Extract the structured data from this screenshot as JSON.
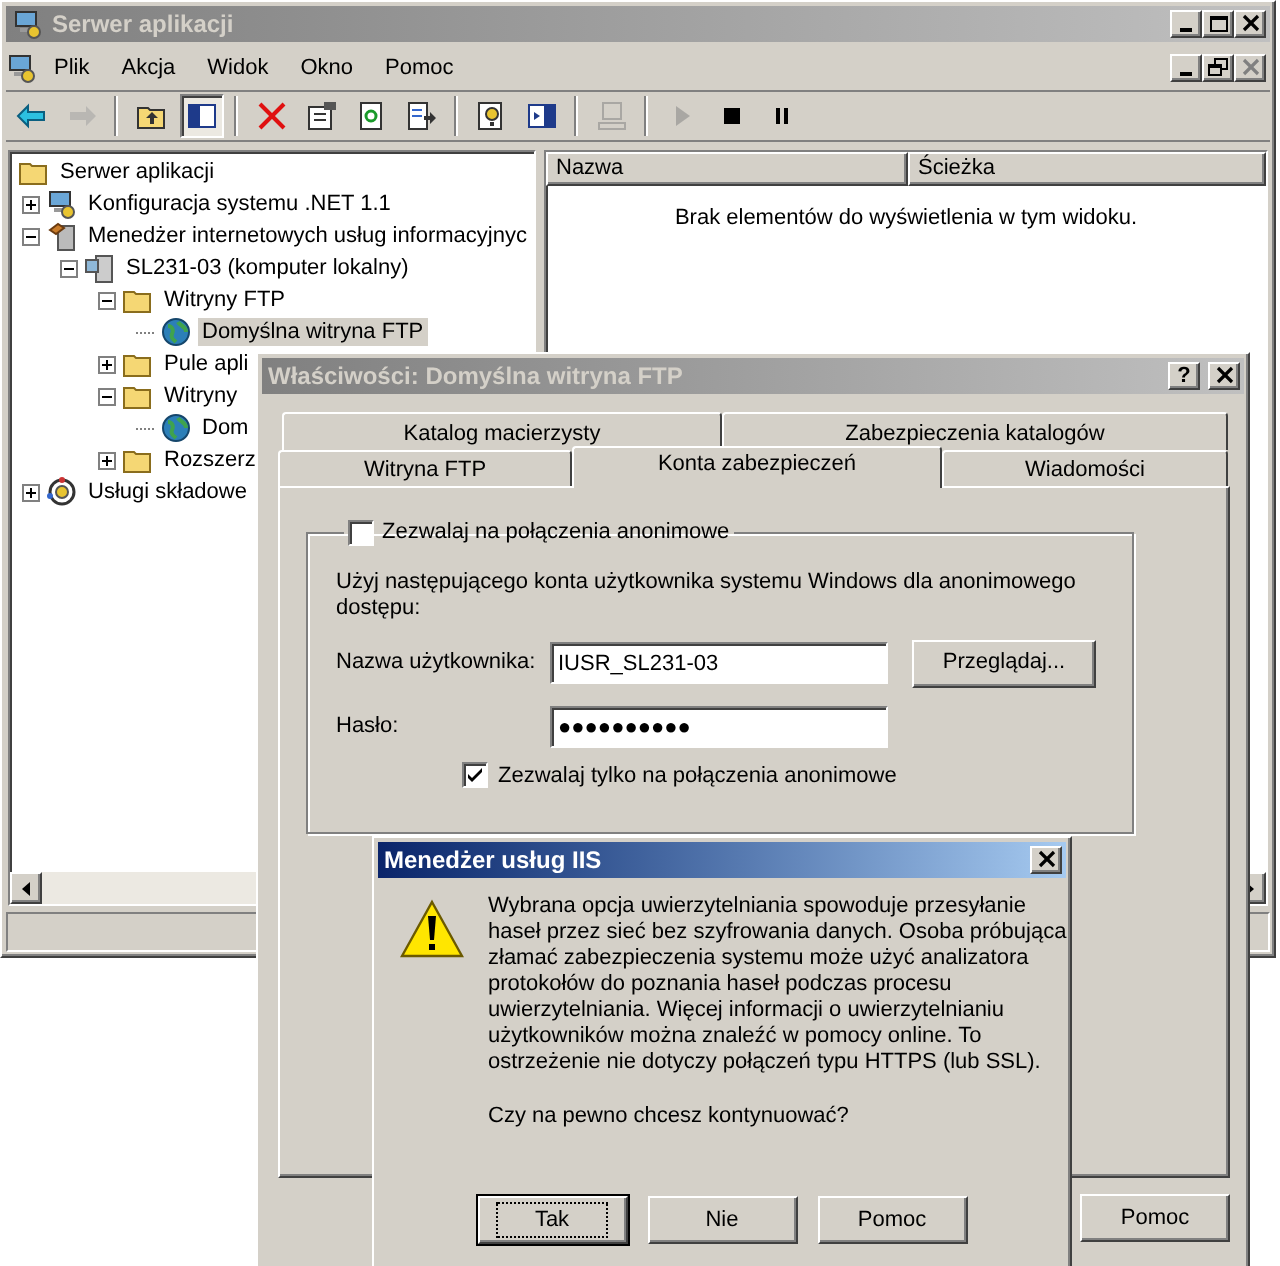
{
  "main_window": {
    "title": "Serwer aplikacji",
    "active": false,
    "window_controls": [
      {
        "kind": "minimize",
        "disabled": false
      },
      {
        "kind": "maximize",
        "disabled": false
      },
      {
        "kind": "close",
        "disabled": false
      }
    ],
    "menu": [
      {
        "label": "Plik"
      },
      {
        "label": "Akcja"
      },
      {
        "label": "Widok"
      },
      {
        "label": "Okno"
      },
      {
        "label": "Pomoc"
      }
    ],
    "mdi_controls": [
      {
        "kind": "minimize",
        "disabled": false
      },
      {
        "kind": "restore",
        "disabled": false
      },
      {
        "kind": "close",
        "disabled": true
      }
    ],
    "toolbar": [
      [
        {
          "kind": "back",
          "disabled": false,
          "pressed": false
        },
        {
          "kind": "forward",
          "disabled": true,
          "pressed": false
        }
      ],
      [
        {
          "kind": "up",
          "disabled": false,
          "pressed": false
        },
        {
          "kind": "tree",
          "disabled": false,
          "pressed": true
        }
      ],
      [
        {
          "kind": "delete",
          "disabled": false,
          "pressed": false
        },
        {
          "kind": "properties",
          "disabled": false,
          "pressed": false
        },
        {
          "kind": "refresh",
          "disabled": false,
          "pressed": false
        },
        {
          "kind": "export",
          "disabled": false,
          "pressed": false
        }
      ],
      [
        {
          "kind": "help",
          "disabled": false,
          "pressed": false
        },
        {
          "kind": "pane",
          "disabled": false,
          "pressed": false
        }
      ],
      [
        {
          "kind": "computer",
          "disabled": true,
          "pressed": false
        }
      ],
      [
        {
          "kind": "play",
          "disabled": true,
          "pressed": false
        },
        {
          "kind": "stop",
          "disabled": false,
          "pressed": false
        },
        {
          "kind": "pause",
          "disabled": false,
          "pressed": false
        }
      ]
    ],
    "tree": [
      {
        "label": "Serwer aplikacji",
        "kind": "folder",
        "selected": false,
        "children": [
          {
            "label": "Konfiguracja systemu .NET 1.1",
            "kind": "config",
            "expanded": false,
            "selected": false
          },
          {
            "label": "Menedżer internetowych usług informacyjnyc",
            "kind": "iis",
            "expanded": true,
            "selected": false,
            "children": [
              {
                "label": "SL231-03 (komputer lokalny)",
                "kind": "computer",
                "expanded": true,
                "selected": false,
                "children": [
                  {
                    "label": "Witryny FTP",
                    "kind": "folder",
                    "expanded": true,
                    "selected": false,
                    "children": [
                      {
                        "label": "Domyślna witryna FTP",
                        "kind": "globe",
                        "selected": true
                      }
                    ]
                  },
                  {
                    "label": "Pule apli",
                    "kind": "folder",
                    "expanded": false,
                    "selected": false
                  },
                  {
                    "label": "Witryny",
                    "kind": "folder",
                    "expanded": true,
                    "selected": false,
                    "children": [
                      {
                        "label": "Dom",
                        "kind": "globe",
                        "selected": false
                      }
                    ]
                  },
                  {
                    "label": "Rozszerz",
                    "kind": "folder",
                    "expanded": false,
                    "selected": false
                  }
                ]
              }
            ]
          },
          {
            "label": "Usługi składowe",
            "kind": "components",
            "expanded": false,
            "selected": false
          }
        ]
      }
    ],
    "list": {
      "columns": [
        "Nazwa",
        "Ścieżka"
      ],
      "empty_message": "Brak elementów do wyświetlenia w tym widoku."
    }
  },
  "properties_dialog": {
    "title": "Właściwości: Domyślna witryna FTP",
    "active": false,
    "help_button": "?",
    "tab_rows": [
      [
        {
          "label": "Katalog macierzysty",
          "selected": false
        },
        {
          "label": "Zabezpieczenia katalogów",
          "selected": false
        }
      ],
      [
        {
          "label": "Witryna FTP",
          "selected": false
        },
        {
          "label": "Konta zabezpieczeń",
          "selected": true
        },
        {
          "label": "Wiadomości",
          "selected": false
        }
      ]
    ],
    "anonymous_checkbox": {
      "label": "Zezwalaj na połączenia anonimowe",
      "checked": false
    },
    "description": "Użyj następującego konta użytkownika systemu Windows dla anonimowego dostępu:",
    "fields": [
      {
        "label": "Nazwa użytkownika:",
        "value": "IUSR_SL231-03"
      },
      {
        "label": "Hasło:",
        "value": "●●●●●●●●●●"
      }
    ],
    "browse_button": "Przeglądaj...",
    "only_anonymous_checkbox": {
      "label": "Zezwalaj tylko na połączenia anonimowe",
      "checked": true
    },
    "buttons": [
      {
        "label": "Pomoc"
      }
    ]
  },
  "message_box": {
    "title": "Menedżer usług IIS",
    "active": true,
    "message": "Wybrana opcja uwierzytelniania spowoduje przesyłanie haseł przez sieć bez szyfrowania danych. Osoba próbująca złamać zabezpieczenia systemu może użyć analizatora protokołów do poznania haseł podczas procesu uwierzytelniania. Więcej informacji o uwierzytelnianiu użytkowników można znaleźć w pomocy online. To ostrzeżenie nie dotyczy połączeń typu HTTPS (lub SSL).",
    "question": "Czy na pewno chcesz kontynuować?",
    "buttons": [
      {
        "label": "Tak",
        "default": true
      },
      {
        "label": "Nie",
        "default": false
      },
      {
        "label": "Pomoc",
        "default": false
      }
    ]
  }
}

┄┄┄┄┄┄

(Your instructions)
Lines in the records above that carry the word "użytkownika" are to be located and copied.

(Exercise solution)
    "description": "Użyj następującego konta użytkownika systemu Windows dla anonimowego dostępu:",
        "label": "Nazwa użytkownika:",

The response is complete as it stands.